In a recent interview with Xs Noize, Shotty Horroh (Adam Rooney) told us: “Music, in my opinion, has gone a bit two dimensional lately – you kind of know what the formula is going to be and that’s not for every artist. It’s the industry standard that people use specific programs and I want to brighten up the spectrum again and let people know that I’m here to try and make good sounds and soundtracks to people’s lives rather than just trying to stay with a fad.” His debut album, Salt of the Earth, is the former 2012 Don’t Flop Battler of the Year hoping to prove himself again that he is a true contender.

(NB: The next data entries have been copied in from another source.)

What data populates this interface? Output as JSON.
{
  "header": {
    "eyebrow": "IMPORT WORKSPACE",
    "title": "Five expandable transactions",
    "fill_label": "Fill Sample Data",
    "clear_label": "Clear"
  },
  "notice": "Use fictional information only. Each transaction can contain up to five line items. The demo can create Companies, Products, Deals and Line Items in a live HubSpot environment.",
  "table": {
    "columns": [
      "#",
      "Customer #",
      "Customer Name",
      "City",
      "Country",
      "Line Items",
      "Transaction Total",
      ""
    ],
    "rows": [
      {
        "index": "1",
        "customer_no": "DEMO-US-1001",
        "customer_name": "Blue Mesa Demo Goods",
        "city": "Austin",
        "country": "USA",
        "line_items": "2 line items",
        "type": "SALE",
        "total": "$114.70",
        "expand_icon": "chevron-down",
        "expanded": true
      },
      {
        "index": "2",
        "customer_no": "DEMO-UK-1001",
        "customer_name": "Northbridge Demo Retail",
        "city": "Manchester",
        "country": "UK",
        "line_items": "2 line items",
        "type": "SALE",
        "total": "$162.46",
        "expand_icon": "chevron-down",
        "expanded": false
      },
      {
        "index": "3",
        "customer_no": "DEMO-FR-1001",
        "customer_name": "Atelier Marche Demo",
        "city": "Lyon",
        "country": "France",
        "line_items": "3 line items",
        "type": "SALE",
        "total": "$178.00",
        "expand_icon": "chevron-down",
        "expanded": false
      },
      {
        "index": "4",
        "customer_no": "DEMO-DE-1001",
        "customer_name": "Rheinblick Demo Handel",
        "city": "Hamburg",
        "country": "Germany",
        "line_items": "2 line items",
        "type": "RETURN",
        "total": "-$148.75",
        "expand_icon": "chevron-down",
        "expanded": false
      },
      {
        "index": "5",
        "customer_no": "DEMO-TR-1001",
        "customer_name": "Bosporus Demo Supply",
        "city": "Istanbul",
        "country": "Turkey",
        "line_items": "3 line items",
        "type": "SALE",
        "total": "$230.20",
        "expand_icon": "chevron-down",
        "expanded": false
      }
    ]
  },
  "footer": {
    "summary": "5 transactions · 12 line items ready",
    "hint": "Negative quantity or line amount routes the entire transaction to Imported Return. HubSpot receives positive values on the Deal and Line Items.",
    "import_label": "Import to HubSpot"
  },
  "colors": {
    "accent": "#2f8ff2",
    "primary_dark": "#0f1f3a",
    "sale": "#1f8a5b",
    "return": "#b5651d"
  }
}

Salt of the Earth opens with Dynamite. The cacophony of influences is dazzling, unexpected but a winning combination few other artists have experimented with; let alone made successful. This song opens with classic Britpop guitars, before exploding with a hybrid of Macklemore and Eminem style of rap. Dynamite then reaches a crescendo with a chorus where Horroh’s vocals sound halfway between Liam Gallagher and Steven Scott Harwell (Smash Mouth). Being politically charged, Dynamite has the potential to unite listeners of hip-hop and indie kids. Shotty’s diction is so superb; he makes the lyric video redundant. So far Salt of the Earth is another rite of passage for the former Radio 1 Xtra Charlie Sloth champion best rapper outside of London.
Likewise, Shudehill offers impressive mix-up of sounds and influences with The Arctic Monkeys being the most prevalent. Shudehill is also politically charged. The NHS and job market are tackled as well as Shotty’s halcyon retrospective take on the good old days. Alien also has a bizarre but winning combination. Oasis’s impact on the Shotty is most prevalent here. It is impossible not to hear Cigarettes and Alcohol and Don’t Look back in Anger. The Dandy Warhol’s Get Off is also almost perfectly matched as is the complementing organ arrangements.
The music from Manchester and northern England dominates Salt of the Earth, however, the Macklemore and Eminem rapper within Shotty comes alive in Danger, alongside a heavier offering of Finley Quaye’s Sunday Shining arrangements. Salt of the Earth also sees the resurrection of the battle rapper. The influence of Desiigner’s Panda is felt and meets an indie/rock world at the chorus. The two surprisingly get on spectacularly. One wonders how these two sounds, the antithesis of each other did not meet up and work together sooner! Wish You Well, the playout track is by far the most unique. A funky, smooth, slow R&B jam with a subtle Shed Seven Chasing Rainbows vibe about it changes the course of the album and confirms Shotty’s songwriting process is anything but mechanical.
Upon speaking to Xs Noize, Shotty Horroh set out to make an album that told the story of the real Adam Rooney. Rooney confessed that “Now was time to wear my heart on my sleeve and tell stories and try and get across me as a person a friend and a son”. Adam wins this battle with flying colours. Salt of the Earth is a galvanising adrenaline rushing album, which produces the excitement Shotty Horroh must have felt growing up in the 1990’s listening to Oasis. The former Rap Battle champion does not miss any opportunities to demonstrate his rapping abilities. The lyrics are intelligent and have the potential to reach out to a wide audience and to a new generation. Adam could have potentially made more of his freestyle rapping skills and could have explored the musical style felt on Wish You Well more. Nonetheless, you are definitely left wanting more. Salt of the Earth is like Definitely Maybe, a (What’s the Story) Morning Glory? could inevitably follow! For now, let’s celebrate the “big crazy beautiful broad spectrum” that is: The Salt of the Earth.